Website and app data records:
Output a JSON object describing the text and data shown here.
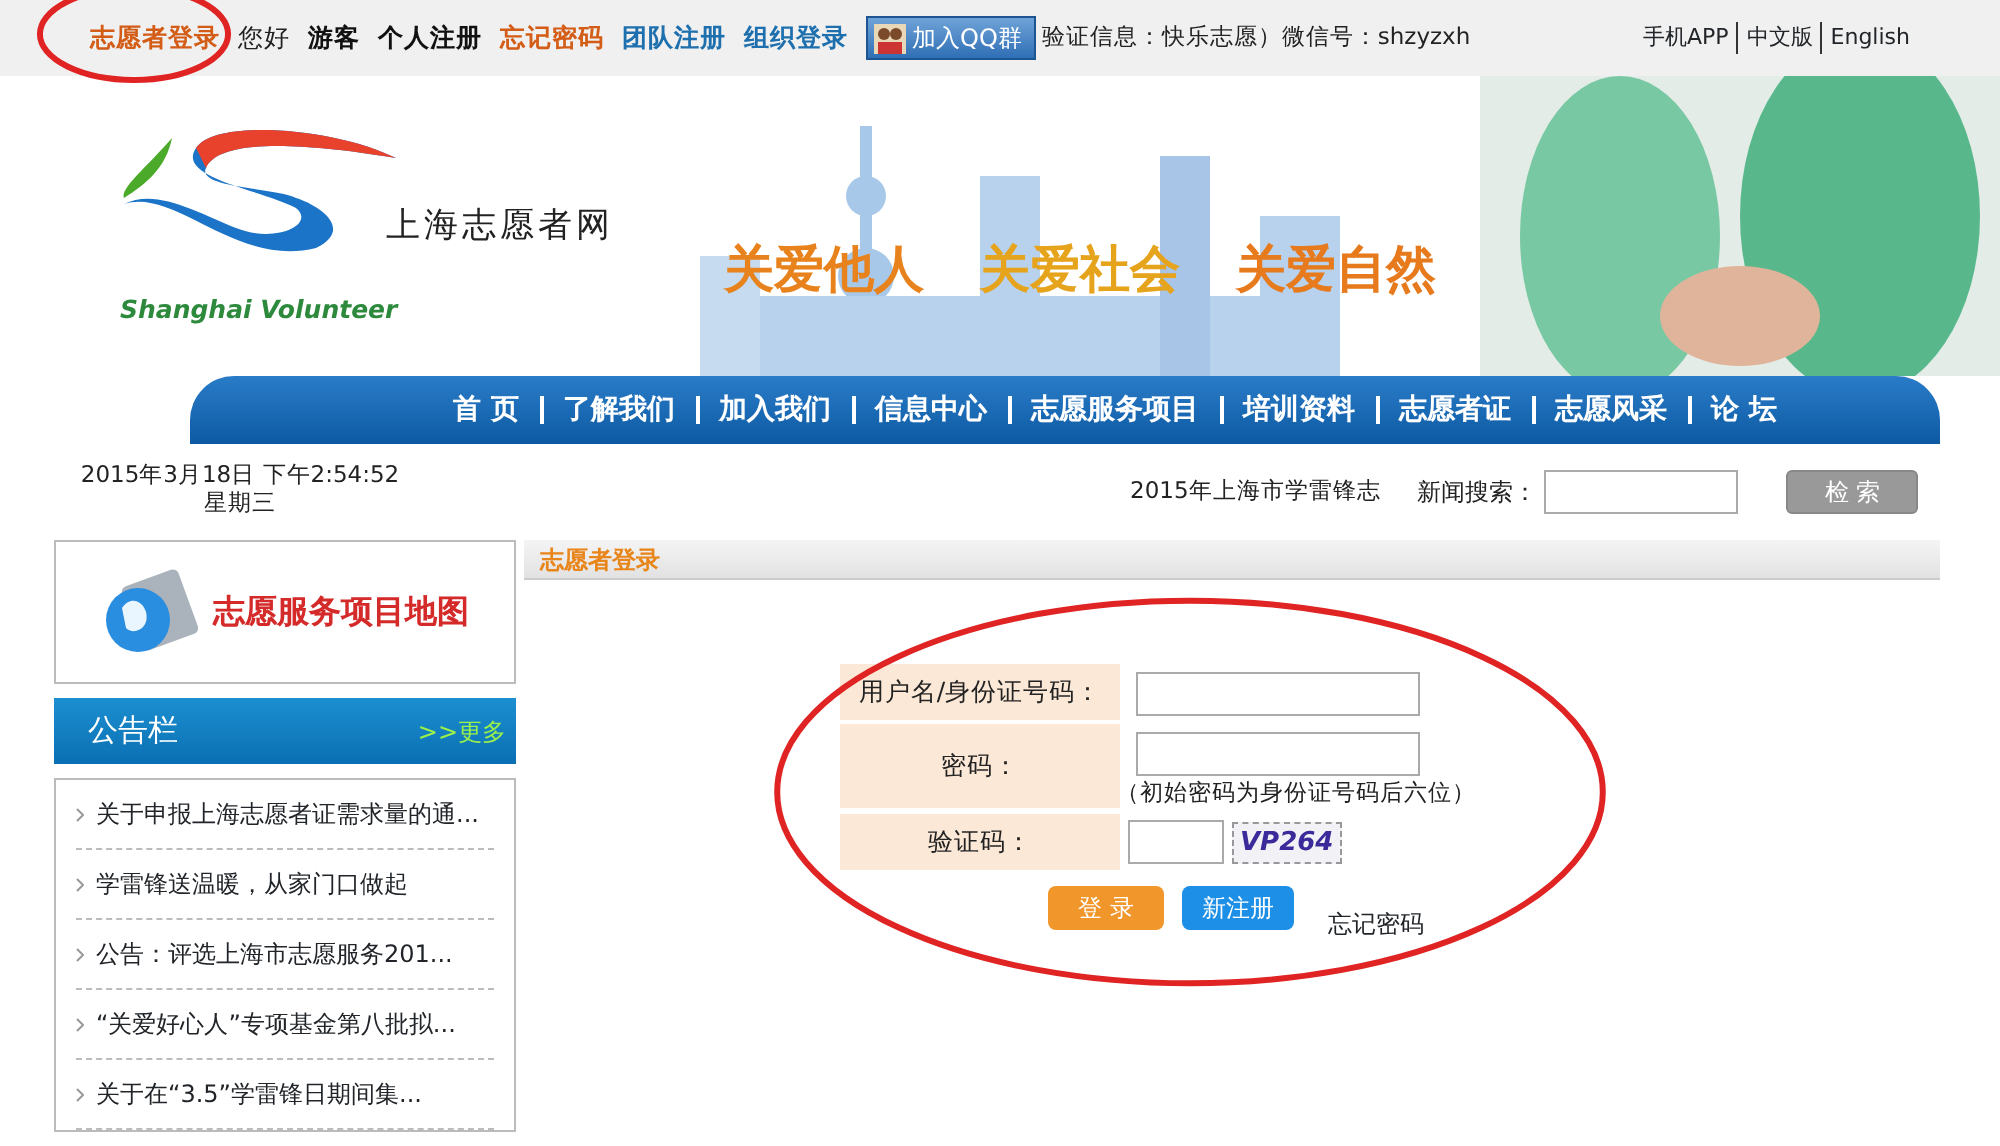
{
  "top_bar": {
    "links": [
      {
        "label": "志愿者登录",
        "kind": "orange"
      },
      {
        "label": "您好",
        "kind": "plain"
      },
      {
        "label": "游客",
        "kind": "dark"
      },
      {
        "label": "个人注册",
        "kind": "dark"
      },
      {
        "label": "忘记密码",
        "kind": "orange"
      },
      {
        "label": "团队注册",
        "kind": "blue"
      },
      {
        "label": "组织登录",
        "kind": "blue"
      }
    ],
    "qq_button": "加入QQ群",
    "verify_info": "验证信息：快乐志愿）微信号：shzyzxh",
    "right_links": [
      "手机APP",
      "中文版",
      "English"
    ]
  },
  "header": {
    "site_name": "上海志愿者网",
    "logo_text": "Shanghai Volunteer",
    "slogans": [
      "关爱他人",
      "关爱社会",
      "关爱自然"
    ]
  },
  "nav": [
    "首 页",
    "了解我们",
    "加入我们",
    "信息中心",
    "志愿服务项目",
    "培训资料",
    "志愿者证",
    "志愿风采",
    "论 坛"
  ],
  "info_bar": {
    "datetime": "2015年3月18日 下午2:54:52 星期三",
    "ticker": "2015年上海市学雷锋志",
    "search_label": "新闻搜索：",
    "search_button": "检 索"
  },
  "sidebar": {
    "map_link": "志愿服务项目地图",
    "notice_title": "公告栏",
    "more": ">>更多",
    "notices": [
      "关于申报上海志愿者证需求量的通...",
      "学雷锋送温暖，从家门口做起",
      "公告：评选上海市志愿服务201...",
      "“关爱好心人”专项基金第八批拟...",
      "关于在“3.5”学雷锋日期间集..."
    ]
  },
  "login": {
    "title": "志愿者登录",
    "fields": [
      {
        "label": "用户名/身份证号码：",
        "kind": "text"
      },
      {
        "label": "密码：",
        "kind": "password",
        "hint": "（初始密码为身份证号码后六位）"
      },
      {
        "label": "验证码：",
        "kind": "captcha",
        "captcha": "VP264"
      }
    ],
    "login_button": "登 录",
    "register_button": "新注册",
    "forgot_link": "忘记密码"
  },
  "annotations": [
    {
      "kind": "ellipse"
    },
    {
      "kind": "ellipse"
    }
  ]
}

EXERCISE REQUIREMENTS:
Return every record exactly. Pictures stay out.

ANSWER TO THE PROBLEM:
Output a JSON object describing the text and data shown here.
{
  "top_bar": {
    "links": [
      {
        "label": "志愿者登录",
        "kind": "orange"
      },
      {
        "label": "您好",
        "kind": "plain"
      },
      {
        "label": "游客",
        "kind": "dark"
      },
      {
        "label": "个人注册",
        "kind": "dark"
      },
      {
        "label": "忘记密码",
        "kind": "orange"
      },
      {
        "label": "团队注册",
        "kind": "blue"
      },
      {
        "label": "组织登录",
        "kind": "blue"
      }
    ],
    "qq_button": "加入QQ群",
    "verify_info": "验证信息：快乐志愿）微信号：shzyzxh",
    "right_links": [
      "手机APP",
      "中文版",
      "English"
    ]
  },
  "header": {
    "site_name": "上海志愿者网",
    "logo_text": "Shanghai Volunteer",
    "slogans": [
      "关爱他人",
      "关爱社会",
      "关爱自然"
    ]
  },
  "nav": [
    "首 页",
    "了解我们",
    "加入我们",
    "信息中心",
    "志愿服务项目",
    "培训资料",
    "志愿者证",
    "志愿风采",
    "论 坛"
  ],
  "info_bar": {
    "datetime": "2015年3月18日 下午2:54:52 星期三",
    "ticker": "2015年上海市学雷锋志",
    "search_label": "新闻搜索：",
    "search_button": "检 索"
  },
  "sidebar": {
    "map_link": "志愿服务项目地图",
    "notice_title": "公告栏",
    "more": ">>更多",
    "notices": [
      "关于申报上海志愿者证需求量的通...",
      "学雷锋送温暖，从家门口做起",
      "公告：评选上海市志愿服务201...",
      "“关爱好心人”专项基金第八批拟...",
      "关于在“3.5”学雷锋日期间集..."
    ]
  },
  "login": {
    "title": "志愿者登录",
    "fields": [
      {
        "label": "用户名/身份证号码：",
        "kind": "text"
      },
      {
        "label": "密码：",
        "kind": "password",
        "hint": "（初始密码为身份证号码后六位）"
      },
      {
        "label": "验证码：",
        "kind": "captcha",
        "captcha": "VP264"
      }
    ],
    "login_button": "登 录",
    "register_button": "新注册",
    "forgot_link": "忘记密码"
  },
  "annotations": [
    {
      "kind": "ellipse"
    },
    {
      "kind": "ellipse"
    }
  ]
}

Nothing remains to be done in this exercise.